══ Material provided ══

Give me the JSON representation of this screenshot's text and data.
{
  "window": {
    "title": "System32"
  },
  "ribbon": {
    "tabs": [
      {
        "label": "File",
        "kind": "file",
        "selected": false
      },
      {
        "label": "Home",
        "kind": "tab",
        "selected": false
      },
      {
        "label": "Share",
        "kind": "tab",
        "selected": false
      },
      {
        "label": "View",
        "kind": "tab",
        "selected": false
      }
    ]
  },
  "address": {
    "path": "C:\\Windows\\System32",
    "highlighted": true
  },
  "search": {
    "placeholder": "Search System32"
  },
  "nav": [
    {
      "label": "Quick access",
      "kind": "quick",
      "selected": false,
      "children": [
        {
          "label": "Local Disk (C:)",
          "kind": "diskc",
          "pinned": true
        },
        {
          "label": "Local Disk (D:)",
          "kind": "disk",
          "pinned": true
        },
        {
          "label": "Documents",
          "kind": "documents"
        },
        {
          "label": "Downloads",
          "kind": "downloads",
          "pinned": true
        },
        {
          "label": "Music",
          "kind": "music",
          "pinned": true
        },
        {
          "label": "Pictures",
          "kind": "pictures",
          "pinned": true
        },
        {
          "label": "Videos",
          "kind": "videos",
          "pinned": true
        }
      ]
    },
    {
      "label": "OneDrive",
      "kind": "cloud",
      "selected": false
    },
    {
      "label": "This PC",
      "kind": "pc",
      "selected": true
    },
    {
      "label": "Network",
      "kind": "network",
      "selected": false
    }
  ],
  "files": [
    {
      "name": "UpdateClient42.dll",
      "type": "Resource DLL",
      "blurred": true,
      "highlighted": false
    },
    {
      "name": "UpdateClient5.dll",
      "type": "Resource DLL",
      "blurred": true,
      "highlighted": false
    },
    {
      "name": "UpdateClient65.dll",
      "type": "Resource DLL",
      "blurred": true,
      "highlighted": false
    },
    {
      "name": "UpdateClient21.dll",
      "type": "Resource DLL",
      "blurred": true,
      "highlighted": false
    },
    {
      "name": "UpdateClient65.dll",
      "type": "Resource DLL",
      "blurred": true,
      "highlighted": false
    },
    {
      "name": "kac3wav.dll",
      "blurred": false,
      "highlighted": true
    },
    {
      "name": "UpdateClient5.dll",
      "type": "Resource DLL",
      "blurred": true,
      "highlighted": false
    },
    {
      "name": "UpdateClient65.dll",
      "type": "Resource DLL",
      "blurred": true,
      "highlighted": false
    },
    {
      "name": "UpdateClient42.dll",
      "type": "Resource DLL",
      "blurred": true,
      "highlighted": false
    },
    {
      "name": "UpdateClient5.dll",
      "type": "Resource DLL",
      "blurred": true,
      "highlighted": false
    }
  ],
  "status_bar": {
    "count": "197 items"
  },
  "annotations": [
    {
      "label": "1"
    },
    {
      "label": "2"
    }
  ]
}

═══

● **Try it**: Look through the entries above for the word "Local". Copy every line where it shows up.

● **Final answer**:
          "label": "Local Disk (C:)",
          "label": "Local Disk (D:)",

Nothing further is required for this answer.